Fifty-three years ago, on September 15, 1963, the Sixteenth Street Baptist Church became the quintessential example of the destructive power of racial animus in America. The four young girls murdered by a bomb set by members of the Ku Klux Klan became symbols of how low white supremacists would go in their violent bid to prevent integration: blowing up a church on a Sunday morning.
“The first effect of the bombing, in Birmingham, was a fast-moving phantasmagoria of grief, terror, and hysteria,” wrote Newsweek’s Karl Fleming, in a story later that month. “Pouring out of the church into the chilly street, women and children shrieked amid the debris. Men shouted. A young girl, Sarah Collins, staggered blindly out of the hole ripped by the explosion, her face spewing blood. She stretched her arms in front of her, unseeing, and screamed incoherently.”
Although rife with the race consciousness characteristic of the era, Fleming’s story captured the catastrophe that unfolded:
Negroes by the hundreds swarmed to the scene. Many flung rocks at police cars as they arrived, sirens whining. Half a dozen ambulances and a fire truck raced up into the pandemonium. A Negro woman, heel deep in glass in the street, screamed: “In church! My God, you’re not even safe in church.”
The New York Times, in its coverage noted a particularly ironic fact. “The four girls killed in the blast had just heard Mrs. Ella C. Demand, their teacher, complete the Sunday school lesson for the day. The subject was ‘The Love That Forgives,’” wrote the Times’ Claude Sitton in his report on the day of the bombing. Sitton quoted then-Jefferson County Sheriff Mel Bailey as calling it “the most distressing [day] in the history of Birmingham.”
Sitton also pointed out that the bombing at the church was part of a long pattern: “None of the 50 bombings of Negro property here since World War II have been solved.” The bombing of the Sixteenth Street Baptist Church was solved, although many years would pass before any of the killers would be brought to justice.
On Thursday the congregation of the Sixteenth Street Baptist Church is holding a commemoration beginning at 10 a.m. and ringing the church bells at 10:22 a.m., 53 years to the day after the dynamite went off. In a press release, the church noted that observing the painful event is needed every year: “When asked why the church observes the bombing each year, Rev. Arthur Price, Jr.,pastor, stated, “We feel it is our responsibility in honor of the lives that were lost here, to always remember their sacrifice and what their loss has meant and continues to mean not only in our city, our country, but in our world. Birmingham is a different Birmingham, a changing Birmingham so very different than what it was 53 years ago. We stand as witnesses to everyone who will hear, that God’s grace and mercy is available to all as we continue to seek peace and cohesion in our nation and globally. May we always remember Cynthia Wesley, Carole Robertson, Denise McNair and Addie Mae Collins.”

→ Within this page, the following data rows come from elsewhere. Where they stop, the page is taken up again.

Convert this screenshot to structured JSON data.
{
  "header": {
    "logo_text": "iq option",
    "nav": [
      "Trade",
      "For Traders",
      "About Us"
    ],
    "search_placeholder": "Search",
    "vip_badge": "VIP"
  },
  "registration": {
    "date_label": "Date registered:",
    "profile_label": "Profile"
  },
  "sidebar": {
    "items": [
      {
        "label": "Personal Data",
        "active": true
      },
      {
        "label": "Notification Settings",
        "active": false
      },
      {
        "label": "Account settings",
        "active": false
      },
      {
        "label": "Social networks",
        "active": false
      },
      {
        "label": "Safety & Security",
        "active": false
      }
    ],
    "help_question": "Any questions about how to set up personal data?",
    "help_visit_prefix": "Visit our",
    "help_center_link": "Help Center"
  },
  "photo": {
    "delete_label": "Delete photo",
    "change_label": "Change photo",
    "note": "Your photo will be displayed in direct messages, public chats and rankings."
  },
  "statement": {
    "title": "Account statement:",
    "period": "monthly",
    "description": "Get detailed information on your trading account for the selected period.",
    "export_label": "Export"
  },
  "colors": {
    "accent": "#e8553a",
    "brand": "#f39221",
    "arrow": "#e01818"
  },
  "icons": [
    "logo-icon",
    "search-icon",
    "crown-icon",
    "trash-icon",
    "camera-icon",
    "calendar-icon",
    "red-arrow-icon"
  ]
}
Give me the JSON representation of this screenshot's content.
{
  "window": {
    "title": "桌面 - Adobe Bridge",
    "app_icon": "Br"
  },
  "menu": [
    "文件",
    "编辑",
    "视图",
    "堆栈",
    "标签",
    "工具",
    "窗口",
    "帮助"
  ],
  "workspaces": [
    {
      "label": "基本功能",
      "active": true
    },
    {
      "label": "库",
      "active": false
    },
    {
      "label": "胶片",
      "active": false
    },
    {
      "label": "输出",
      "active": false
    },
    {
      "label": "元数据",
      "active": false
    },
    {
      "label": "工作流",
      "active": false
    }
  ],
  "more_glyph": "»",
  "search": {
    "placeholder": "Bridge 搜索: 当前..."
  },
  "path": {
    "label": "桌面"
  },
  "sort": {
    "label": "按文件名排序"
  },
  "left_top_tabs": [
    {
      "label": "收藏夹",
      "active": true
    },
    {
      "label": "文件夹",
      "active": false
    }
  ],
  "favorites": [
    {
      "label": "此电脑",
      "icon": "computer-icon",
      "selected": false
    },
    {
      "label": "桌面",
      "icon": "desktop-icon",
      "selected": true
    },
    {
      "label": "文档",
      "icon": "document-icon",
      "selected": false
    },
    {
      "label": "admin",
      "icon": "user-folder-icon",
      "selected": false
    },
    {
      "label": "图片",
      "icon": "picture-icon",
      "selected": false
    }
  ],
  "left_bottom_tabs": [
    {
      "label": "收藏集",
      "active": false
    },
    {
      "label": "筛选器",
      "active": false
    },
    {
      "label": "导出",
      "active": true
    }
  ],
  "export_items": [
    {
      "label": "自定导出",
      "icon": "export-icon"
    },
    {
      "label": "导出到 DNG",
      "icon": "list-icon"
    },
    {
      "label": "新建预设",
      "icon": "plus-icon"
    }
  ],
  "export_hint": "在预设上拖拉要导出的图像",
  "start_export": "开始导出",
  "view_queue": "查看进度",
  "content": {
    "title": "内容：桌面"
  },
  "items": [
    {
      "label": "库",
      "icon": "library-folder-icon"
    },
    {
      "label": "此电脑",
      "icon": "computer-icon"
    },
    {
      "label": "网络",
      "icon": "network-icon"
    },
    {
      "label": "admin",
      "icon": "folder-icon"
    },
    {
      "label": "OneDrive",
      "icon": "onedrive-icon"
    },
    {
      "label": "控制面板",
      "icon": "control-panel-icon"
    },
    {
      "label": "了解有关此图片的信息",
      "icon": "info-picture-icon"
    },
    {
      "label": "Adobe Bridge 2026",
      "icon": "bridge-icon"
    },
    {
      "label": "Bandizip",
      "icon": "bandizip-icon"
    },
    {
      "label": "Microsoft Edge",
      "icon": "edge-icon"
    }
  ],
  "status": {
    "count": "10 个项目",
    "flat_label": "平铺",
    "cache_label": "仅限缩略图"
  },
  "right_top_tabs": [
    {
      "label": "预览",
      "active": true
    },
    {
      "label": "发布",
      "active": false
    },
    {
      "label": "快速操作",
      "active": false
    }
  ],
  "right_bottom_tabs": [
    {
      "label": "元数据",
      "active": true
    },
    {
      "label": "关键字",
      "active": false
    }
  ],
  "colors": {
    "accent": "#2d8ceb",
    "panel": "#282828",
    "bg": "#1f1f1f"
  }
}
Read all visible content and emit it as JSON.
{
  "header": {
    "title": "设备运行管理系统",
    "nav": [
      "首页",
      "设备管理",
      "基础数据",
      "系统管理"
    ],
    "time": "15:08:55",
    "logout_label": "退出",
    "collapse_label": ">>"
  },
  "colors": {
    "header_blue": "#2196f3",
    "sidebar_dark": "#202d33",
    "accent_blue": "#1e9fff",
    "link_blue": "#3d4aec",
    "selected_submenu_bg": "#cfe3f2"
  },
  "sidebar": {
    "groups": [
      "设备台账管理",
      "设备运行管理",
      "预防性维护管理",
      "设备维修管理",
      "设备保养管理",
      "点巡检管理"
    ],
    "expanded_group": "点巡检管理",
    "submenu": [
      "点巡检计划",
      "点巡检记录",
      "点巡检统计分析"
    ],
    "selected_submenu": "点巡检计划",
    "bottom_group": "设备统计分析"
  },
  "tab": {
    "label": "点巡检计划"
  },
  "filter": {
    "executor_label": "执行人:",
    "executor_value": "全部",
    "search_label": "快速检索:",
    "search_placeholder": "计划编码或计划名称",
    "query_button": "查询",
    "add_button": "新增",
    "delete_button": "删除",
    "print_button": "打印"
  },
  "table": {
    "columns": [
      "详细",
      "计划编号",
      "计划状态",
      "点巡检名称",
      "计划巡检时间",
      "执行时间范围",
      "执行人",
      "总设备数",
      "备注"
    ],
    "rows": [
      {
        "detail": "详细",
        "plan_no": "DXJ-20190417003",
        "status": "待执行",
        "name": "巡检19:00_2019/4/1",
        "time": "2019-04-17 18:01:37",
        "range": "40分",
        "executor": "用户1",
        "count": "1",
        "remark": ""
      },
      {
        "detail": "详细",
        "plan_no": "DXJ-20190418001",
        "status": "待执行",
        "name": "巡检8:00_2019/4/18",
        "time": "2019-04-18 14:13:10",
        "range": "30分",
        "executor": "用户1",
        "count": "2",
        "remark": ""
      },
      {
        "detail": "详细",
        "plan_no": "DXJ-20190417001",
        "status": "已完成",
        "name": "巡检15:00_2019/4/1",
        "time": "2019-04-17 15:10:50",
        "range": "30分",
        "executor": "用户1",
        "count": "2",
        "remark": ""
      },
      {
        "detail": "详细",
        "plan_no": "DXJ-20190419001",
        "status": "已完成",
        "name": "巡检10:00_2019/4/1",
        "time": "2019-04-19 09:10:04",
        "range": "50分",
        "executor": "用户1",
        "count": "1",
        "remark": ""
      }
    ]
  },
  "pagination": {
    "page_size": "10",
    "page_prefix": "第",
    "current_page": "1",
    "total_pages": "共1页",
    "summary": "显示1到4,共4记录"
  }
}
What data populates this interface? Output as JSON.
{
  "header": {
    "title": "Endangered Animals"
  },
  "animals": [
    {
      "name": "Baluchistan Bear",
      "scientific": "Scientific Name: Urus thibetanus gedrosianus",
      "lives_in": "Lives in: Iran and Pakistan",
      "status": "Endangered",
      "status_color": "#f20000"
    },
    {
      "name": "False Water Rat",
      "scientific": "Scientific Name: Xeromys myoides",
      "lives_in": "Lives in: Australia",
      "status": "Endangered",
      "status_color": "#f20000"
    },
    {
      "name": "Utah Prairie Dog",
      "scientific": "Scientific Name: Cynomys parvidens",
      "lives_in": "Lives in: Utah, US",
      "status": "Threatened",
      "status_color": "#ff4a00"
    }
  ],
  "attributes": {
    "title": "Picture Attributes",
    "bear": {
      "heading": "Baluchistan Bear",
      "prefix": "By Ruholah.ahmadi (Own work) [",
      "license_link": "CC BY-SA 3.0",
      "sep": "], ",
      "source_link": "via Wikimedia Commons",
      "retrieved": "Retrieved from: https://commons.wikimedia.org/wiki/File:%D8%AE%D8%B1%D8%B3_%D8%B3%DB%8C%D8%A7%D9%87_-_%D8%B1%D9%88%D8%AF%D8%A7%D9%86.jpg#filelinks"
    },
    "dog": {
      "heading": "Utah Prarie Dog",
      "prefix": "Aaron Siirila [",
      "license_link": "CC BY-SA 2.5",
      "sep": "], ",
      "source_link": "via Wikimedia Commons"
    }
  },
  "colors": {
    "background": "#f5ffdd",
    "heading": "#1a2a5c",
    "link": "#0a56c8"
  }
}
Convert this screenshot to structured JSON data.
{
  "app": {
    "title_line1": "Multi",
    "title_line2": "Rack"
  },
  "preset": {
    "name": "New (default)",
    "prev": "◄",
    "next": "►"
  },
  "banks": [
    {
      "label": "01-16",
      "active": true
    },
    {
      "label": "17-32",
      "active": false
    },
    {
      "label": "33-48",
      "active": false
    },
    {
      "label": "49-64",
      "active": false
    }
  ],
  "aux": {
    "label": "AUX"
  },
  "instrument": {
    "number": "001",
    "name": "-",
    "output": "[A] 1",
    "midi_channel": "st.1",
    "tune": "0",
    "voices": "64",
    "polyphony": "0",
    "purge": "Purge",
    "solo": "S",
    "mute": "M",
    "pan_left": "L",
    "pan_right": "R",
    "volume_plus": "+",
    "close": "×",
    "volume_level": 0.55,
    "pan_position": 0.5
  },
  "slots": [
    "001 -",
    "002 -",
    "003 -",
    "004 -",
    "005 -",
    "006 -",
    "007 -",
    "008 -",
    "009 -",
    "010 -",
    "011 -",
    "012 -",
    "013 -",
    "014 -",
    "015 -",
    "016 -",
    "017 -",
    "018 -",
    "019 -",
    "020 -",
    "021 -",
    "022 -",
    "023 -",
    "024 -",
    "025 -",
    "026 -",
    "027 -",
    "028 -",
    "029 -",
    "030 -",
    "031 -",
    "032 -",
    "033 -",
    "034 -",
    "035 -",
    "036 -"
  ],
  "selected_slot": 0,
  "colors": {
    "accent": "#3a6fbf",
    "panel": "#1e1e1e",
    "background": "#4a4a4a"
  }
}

For more information visit 16thstreetbaptist.org or call (205) 251-9402.